I’m a positive thinker and generally a happy guy. However, my sunny disposition is gilded with a spiky vein of what was once referred to as healthy pessimism. Urgh, I hear you cry, how can pessimism be a healthy thing? Well I guess it means whenever I’ve got my teeth into a project or goal, I hope for the best and plan for the worst.
The cult of PMA
A reassuringly small percentage of the self help literature out there fetishises positive thought and self belief to a quasi-religious level. Sadly these delusional, lazy books sell very well, polluting millions of people with unrealistic expectations, whilst providing no framework for when it doesn’t work. These texts state that you need only believe strongly enough and it will happen. Little is said of getting off your ass and putting in the work; that stuff is just a footnote to the hyperbole and bullshit. If you fail, which you inevitably will from time to time, you are told you didn’t believe strongly enough, or you didn’t think positively enough. This is really fucking cruel. That’s the sort of bile that can destroy self esteem or make you depressed or anxious.

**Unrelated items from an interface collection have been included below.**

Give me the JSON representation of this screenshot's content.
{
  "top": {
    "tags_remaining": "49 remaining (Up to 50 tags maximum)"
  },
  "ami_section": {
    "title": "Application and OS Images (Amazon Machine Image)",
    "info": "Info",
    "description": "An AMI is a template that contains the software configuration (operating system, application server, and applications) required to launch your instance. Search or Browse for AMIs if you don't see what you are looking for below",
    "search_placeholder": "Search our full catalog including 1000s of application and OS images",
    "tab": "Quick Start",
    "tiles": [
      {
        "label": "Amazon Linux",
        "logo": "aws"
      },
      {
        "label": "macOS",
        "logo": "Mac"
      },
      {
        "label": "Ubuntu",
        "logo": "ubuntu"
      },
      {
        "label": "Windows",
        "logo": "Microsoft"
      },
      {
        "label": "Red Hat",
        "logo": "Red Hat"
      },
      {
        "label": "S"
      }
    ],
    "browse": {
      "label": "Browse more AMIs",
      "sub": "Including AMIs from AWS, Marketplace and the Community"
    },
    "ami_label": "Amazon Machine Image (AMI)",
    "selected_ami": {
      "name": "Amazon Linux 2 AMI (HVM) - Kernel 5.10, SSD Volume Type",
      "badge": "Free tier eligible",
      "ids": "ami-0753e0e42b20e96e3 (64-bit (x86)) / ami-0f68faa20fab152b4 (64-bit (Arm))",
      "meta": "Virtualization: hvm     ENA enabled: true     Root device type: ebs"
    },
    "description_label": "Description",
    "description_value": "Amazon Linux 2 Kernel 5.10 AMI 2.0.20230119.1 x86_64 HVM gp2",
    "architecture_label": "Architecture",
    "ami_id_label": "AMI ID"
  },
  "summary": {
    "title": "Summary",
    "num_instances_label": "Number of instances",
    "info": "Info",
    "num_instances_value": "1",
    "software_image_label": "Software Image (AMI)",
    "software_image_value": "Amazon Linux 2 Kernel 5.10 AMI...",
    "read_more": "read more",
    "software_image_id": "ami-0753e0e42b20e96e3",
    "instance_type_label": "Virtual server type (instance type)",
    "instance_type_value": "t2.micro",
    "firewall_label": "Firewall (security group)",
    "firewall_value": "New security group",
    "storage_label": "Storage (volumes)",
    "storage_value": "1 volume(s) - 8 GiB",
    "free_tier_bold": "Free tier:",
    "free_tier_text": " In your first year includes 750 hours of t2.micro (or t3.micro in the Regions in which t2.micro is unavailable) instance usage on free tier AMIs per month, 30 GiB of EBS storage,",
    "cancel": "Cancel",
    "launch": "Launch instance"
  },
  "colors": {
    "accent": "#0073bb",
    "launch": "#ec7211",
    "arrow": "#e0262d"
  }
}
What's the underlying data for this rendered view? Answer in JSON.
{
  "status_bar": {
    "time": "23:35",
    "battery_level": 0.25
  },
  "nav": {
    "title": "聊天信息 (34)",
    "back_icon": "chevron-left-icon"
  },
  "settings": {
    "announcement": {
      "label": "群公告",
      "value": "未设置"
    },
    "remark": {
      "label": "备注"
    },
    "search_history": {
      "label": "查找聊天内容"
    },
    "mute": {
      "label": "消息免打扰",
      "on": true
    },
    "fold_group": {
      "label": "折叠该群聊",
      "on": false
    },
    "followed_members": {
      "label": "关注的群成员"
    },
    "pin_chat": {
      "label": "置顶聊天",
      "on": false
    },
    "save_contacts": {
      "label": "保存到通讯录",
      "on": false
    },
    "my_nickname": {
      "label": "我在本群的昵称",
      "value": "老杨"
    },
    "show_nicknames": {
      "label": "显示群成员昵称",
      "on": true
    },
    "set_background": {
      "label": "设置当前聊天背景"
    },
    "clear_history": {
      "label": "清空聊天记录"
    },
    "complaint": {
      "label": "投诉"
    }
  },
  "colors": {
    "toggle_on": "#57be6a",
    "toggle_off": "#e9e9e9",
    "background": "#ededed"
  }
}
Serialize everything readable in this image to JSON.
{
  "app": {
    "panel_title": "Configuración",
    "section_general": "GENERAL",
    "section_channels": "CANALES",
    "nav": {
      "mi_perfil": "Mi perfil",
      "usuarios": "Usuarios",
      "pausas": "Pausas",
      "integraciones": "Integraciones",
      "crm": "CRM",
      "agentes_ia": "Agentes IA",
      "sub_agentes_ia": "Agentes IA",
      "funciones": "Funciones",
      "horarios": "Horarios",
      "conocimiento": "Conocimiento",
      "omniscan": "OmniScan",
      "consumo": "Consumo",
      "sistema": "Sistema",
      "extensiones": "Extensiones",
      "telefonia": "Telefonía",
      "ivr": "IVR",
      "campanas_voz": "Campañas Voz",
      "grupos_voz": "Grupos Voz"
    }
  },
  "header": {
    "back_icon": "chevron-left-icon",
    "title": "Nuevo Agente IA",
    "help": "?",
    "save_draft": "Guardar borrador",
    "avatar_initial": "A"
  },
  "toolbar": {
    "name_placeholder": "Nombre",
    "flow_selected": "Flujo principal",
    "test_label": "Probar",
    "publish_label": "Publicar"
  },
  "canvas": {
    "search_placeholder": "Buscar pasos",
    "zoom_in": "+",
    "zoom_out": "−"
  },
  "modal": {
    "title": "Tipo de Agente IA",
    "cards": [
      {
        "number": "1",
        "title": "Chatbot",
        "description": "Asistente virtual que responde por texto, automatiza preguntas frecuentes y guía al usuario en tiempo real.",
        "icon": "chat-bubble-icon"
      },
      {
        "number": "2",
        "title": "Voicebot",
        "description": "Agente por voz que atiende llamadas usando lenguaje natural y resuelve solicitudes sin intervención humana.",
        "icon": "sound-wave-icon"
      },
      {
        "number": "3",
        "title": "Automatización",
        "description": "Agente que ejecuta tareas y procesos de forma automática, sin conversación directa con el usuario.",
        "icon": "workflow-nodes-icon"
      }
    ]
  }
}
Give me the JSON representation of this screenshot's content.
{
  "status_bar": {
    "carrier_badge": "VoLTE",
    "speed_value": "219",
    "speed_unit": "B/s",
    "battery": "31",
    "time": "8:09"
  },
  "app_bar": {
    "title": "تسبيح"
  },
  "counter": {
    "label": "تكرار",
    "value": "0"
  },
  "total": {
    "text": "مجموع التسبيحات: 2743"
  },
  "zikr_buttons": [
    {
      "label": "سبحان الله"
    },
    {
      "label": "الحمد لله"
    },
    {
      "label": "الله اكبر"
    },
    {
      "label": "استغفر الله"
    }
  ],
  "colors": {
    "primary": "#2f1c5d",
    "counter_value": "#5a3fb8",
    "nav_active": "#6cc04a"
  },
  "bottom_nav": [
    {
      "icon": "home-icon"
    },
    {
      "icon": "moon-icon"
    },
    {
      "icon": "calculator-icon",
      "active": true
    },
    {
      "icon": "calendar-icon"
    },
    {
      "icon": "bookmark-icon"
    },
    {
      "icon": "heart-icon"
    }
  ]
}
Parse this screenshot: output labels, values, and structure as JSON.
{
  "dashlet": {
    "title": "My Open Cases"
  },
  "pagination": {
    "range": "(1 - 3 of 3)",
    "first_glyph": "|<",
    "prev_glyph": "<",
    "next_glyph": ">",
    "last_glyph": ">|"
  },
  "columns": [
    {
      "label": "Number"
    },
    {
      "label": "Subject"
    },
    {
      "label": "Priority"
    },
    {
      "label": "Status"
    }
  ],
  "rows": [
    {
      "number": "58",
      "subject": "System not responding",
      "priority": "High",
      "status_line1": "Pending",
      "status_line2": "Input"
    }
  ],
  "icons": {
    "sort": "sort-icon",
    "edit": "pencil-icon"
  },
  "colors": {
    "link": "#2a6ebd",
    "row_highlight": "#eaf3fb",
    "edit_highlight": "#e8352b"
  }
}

Obviously its important to take responsibility for your own part in the tale and, if you failed simply because you were lazy, then yeah, it’s on you.
Fairness vs Fortune
Life isn’t governed benevolently by fairness and justice. But it is most definitely affected by capricious fortune/chance/circumstance whateveryouwannacallit. Shit happens that you couldn’t possibly plan for or expect. Sometimes these random variables ruin our well laid out sequence of events. At this point you have a choice; you can throw your toys out of the pram and sulk because things didn’t go exactly your way, or you can try to mold yourself to the contours of circumstance and try to salvage something from the ruins. I read a story once that describes two dogs leashed to a slow moving cart. One dog fights and struggles against the leash, desperately seeking freedom, suffering; the other has accepted the situation and trots along comfortably with his owners cart, serene.
Give it your 100%
It’s a cliché and, despite being a little trite, a cliché is a cliché for a reason. If a tool is overused, it’s because its an excellent tool. My own experiences of failure have lead me to conclude that doing things as well as I can is the only way to live harmoniously. If you do something as best as you are able to, then any upsets or mishaps no longer affect you emotionally, it was outside of your control.
I like to play mario kart with my friends when we’ve had a few beers. It’s hilarious fun. When we play, I race the track, not the other drivers. The aim is not to win but to race the best race I can. Same with sports or any other competitive endeavour.
As a society we’ve all been so conditioned to constantly strive to win that to suggest a different perspective is tantamount to admitting cowardice. How do you win if you don’t aim to win? And that’s the point. You don’t. And that’s OK. You have some successes and some failures. Yoda said it beautifully “failure, the best teacher is”. Besides, if you got absolutely everything you wanted all the time, imagine how boring it would be.
Take back control
Blindly needing to win (control/possess/dominate etc) all the time ties up the outcome with forces you couldn’t possibly hope to control. This attitude is a dogmatic, unbending, uncaring thing. It is unchecked ego. You relinquish your state of mind, mood and emotional health to the whims to all the stuff that’s happening outside of your sphere of influence. In effect, you become a victim.
Some of you reading this may be repulsed by this idea and immediately rebel against it. I would ask that you suspend your disbelief and take a deep look. The truth of the matter is self evident if you can get out of your own way and look at it without prejudice.
Think about it this way. If, during Mario Kart melees, I raced the other drivers, when someone hits me with a red shell or takes that corner a bit sharper than me, I immediately feel frustrated. This in turn creates tension, leading to mistakes, in turn creating more tension leading to more mistakes. Instead of enjoying time having a laugh with friends, I become angry and resentful and quite likely go off in a huff.
This is the reason I don’t play multiplayer with my Nintendo when I’m traveling. People can become so ugly when they lose! We’ve all seen that one kid go batshit when he gets crushed online. However, when I race the track, none of that stuff fazes me. I stay relaxed, maintain poise and focus and, if I lose, never mind, I did everything as well I could.
Allowing external forces to heavily influence your internal experience leaves you wide open to feelings of anxiety and depression, which I’m sure you’ll agree are shitty ways to feel. It can also lead to self esteem issues; things just won’t go my way, so I must be a loser and rubbish at life.
So, I’ve ranted at you for nigh on a thousand words, I should probably get to the point? The key issue here is about being able to recognise the things that are and aren’t outside of your control. What can you control? Your thoughts and actions. What can’t you control? Quite literally everything else.